The system is continuing to address a shortage of bus drivers that has left thousands of students without service during the past two school years. In the first 21 days of school, students were marked absent more than 3,100 times because they did not have transportation.
Bedell said the system is buying additional passenger vans, which it can use to bring small numbers of students to special centers. Van drivers don’t need a commercial driver’s license and once someone is hired to drive a van, they can be trained and encouraged to drive a bus.
Using vans to transport students to special centers and other locations will free up buses and drivers who can be reassigned to uncovered routes, Mosier said.

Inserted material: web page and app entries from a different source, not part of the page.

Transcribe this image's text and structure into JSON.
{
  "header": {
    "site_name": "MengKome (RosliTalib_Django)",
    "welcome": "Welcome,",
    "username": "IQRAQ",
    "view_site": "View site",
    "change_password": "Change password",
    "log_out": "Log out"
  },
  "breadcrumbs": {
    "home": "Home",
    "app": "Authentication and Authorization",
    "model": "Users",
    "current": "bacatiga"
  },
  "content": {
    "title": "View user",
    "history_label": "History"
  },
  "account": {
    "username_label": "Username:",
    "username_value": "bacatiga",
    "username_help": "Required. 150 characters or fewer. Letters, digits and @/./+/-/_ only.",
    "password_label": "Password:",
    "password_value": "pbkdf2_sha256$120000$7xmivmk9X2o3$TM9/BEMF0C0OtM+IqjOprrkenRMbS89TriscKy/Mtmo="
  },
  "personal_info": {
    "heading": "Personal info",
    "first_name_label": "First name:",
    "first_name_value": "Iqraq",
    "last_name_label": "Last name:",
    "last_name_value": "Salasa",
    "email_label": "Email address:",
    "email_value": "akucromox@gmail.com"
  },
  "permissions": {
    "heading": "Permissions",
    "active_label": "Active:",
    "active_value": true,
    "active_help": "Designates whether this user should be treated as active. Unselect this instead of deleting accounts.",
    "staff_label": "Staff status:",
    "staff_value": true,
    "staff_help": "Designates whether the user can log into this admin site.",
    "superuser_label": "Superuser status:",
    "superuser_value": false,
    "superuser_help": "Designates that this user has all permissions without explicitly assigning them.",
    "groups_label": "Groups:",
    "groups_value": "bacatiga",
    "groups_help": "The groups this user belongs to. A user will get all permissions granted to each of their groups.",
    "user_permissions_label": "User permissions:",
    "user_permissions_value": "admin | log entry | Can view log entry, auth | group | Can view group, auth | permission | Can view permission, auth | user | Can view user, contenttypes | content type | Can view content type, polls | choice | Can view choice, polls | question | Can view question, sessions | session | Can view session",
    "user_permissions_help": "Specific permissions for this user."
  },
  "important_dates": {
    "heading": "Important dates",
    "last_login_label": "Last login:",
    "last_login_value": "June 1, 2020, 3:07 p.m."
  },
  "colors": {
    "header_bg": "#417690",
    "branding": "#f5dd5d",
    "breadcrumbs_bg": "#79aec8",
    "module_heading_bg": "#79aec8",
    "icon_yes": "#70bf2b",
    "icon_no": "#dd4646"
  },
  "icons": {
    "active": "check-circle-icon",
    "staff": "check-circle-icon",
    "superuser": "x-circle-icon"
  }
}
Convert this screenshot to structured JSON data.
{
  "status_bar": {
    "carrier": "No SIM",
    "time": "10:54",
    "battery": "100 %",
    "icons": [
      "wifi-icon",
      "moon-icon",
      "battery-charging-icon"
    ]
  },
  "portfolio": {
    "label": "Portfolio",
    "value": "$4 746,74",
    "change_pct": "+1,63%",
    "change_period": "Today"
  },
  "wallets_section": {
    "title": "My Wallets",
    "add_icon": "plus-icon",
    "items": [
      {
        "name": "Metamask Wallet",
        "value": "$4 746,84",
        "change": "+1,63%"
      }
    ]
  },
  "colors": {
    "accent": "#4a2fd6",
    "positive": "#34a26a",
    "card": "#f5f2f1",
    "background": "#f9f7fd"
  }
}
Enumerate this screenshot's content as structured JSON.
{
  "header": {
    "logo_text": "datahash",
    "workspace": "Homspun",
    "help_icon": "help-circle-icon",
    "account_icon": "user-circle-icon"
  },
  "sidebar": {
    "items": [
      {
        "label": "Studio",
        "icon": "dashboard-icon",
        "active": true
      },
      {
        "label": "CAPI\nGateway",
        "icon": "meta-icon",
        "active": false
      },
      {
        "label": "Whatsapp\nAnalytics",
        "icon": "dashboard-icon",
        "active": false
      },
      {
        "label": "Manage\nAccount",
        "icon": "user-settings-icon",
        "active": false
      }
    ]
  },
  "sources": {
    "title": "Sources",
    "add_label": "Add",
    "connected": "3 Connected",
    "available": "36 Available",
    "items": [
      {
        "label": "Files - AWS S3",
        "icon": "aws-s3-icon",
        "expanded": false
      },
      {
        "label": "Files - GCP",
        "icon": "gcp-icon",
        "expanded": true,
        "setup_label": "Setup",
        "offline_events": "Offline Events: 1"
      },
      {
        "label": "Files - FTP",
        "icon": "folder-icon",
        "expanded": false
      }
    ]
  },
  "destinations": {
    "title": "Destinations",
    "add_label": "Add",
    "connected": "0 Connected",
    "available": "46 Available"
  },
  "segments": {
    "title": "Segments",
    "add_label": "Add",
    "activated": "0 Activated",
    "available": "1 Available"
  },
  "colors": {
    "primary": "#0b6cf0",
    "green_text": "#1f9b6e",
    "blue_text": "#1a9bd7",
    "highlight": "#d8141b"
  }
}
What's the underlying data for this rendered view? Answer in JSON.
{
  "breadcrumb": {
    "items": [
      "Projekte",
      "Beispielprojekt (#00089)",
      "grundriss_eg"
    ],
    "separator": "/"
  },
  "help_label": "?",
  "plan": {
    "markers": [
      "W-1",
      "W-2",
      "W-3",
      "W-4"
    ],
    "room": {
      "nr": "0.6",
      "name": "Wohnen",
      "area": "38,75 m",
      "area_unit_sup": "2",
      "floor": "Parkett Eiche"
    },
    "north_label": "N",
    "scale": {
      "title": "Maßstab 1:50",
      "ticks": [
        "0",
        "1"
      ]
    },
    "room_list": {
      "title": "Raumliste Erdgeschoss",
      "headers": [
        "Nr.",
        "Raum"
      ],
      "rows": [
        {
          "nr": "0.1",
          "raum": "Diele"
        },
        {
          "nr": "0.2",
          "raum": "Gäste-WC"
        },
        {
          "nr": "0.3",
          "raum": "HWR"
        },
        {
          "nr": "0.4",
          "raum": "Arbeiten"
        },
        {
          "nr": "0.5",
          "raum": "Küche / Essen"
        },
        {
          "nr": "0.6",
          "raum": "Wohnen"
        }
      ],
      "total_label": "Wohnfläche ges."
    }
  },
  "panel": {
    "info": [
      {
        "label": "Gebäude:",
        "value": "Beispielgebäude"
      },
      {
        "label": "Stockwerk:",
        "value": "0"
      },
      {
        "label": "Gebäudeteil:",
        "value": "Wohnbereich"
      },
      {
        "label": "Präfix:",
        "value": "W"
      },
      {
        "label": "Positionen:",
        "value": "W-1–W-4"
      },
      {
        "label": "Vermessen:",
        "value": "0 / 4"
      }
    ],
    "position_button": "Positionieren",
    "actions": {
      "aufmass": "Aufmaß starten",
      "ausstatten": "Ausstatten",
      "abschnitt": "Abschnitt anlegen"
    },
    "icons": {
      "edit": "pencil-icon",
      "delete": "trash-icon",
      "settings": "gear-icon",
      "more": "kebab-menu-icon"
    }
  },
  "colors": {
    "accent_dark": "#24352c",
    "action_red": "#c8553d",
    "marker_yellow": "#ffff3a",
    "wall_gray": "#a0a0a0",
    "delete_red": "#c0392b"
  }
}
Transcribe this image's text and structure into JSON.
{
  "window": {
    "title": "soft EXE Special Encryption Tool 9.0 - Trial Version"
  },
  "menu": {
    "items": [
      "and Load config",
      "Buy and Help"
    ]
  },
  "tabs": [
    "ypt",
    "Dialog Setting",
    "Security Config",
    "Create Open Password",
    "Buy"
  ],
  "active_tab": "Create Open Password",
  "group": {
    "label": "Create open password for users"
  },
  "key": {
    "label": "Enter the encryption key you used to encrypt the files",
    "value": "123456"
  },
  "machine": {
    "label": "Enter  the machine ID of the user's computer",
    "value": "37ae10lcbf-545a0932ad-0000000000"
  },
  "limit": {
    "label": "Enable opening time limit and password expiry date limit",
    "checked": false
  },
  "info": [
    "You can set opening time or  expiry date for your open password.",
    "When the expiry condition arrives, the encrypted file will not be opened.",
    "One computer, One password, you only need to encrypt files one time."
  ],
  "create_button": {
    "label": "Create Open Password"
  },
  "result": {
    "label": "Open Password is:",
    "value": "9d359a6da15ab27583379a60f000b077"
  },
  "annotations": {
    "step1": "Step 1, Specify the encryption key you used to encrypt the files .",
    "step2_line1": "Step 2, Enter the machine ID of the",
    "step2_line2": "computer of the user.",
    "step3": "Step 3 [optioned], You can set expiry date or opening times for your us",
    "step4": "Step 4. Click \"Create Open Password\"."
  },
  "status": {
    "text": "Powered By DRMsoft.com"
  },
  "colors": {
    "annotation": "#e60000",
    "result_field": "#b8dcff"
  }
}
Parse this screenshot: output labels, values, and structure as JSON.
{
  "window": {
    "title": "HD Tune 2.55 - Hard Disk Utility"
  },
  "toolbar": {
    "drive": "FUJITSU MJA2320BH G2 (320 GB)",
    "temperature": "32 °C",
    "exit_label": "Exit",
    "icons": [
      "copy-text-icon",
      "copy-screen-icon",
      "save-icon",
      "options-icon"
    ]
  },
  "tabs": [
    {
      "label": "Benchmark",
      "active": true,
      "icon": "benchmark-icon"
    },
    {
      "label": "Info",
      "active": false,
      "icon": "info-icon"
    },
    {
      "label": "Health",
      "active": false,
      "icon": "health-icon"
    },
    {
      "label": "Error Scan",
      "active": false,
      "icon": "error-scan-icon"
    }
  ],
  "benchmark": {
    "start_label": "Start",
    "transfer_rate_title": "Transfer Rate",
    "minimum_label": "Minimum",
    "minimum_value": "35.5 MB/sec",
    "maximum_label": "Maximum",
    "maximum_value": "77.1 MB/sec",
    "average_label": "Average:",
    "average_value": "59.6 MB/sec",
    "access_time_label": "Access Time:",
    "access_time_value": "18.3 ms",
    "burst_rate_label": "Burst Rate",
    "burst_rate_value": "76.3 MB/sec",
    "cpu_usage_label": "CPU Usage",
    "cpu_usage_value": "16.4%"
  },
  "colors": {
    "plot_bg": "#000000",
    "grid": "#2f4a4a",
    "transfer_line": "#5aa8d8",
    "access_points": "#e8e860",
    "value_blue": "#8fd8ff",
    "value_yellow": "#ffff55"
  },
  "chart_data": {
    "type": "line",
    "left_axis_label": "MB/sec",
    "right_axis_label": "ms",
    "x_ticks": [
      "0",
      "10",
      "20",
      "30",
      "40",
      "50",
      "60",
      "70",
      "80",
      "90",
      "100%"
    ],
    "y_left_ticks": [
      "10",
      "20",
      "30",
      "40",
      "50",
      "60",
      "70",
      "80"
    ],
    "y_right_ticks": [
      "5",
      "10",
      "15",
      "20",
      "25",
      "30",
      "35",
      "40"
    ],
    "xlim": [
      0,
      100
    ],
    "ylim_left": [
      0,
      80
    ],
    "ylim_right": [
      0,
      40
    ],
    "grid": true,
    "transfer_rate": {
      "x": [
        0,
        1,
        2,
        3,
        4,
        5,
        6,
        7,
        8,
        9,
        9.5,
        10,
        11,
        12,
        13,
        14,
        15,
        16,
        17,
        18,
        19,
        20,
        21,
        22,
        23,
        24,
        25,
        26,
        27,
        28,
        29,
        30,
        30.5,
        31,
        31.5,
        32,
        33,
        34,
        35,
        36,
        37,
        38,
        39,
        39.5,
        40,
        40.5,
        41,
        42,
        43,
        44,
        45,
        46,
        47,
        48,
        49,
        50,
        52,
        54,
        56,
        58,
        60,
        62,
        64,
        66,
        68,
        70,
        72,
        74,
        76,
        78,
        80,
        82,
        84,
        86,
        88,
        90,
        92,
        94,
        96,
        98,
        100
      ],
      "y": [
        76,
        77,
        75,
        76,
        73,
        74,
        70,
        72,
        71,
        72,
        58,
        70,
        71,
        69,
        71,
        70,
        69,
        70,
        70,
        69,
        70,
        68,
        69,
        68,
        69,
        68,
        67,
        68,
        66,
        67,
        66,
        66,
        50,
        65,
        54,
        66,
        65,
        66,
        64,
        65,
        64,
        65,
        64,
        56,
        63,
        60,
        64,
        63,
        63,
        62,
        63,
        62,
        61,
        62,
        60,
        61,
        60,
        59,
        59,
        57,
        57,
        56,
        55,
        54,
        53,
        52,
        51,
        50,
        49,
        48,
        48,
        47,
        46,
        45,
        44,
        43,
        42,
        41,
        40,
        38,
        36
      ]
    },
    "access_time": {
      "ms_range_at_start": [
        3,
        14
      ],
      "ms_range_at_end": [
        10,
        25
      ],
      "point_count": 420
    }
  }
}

Anne Arundel County Council of PTAs President Mallory LaFon spoke to the board Tuesday about the challenges parents have faced without bus service. The organization is encouraging parents to share videos, posts, photos and other content on social media with the hashtag #aaccptaprojectschoolbus to show how the lack of bus service has affected their family. Some have shared gas bills showing the cost of daily trips to and from school, and the AACCPTA is asking families to share throughout the fall.
LaFon said families understand that there is no quick fix but urged leaders to do something to make things better.
“Our students deserve safe and reliable transportation to school each day. We need communication, transparency, empathy and innovation,” she said.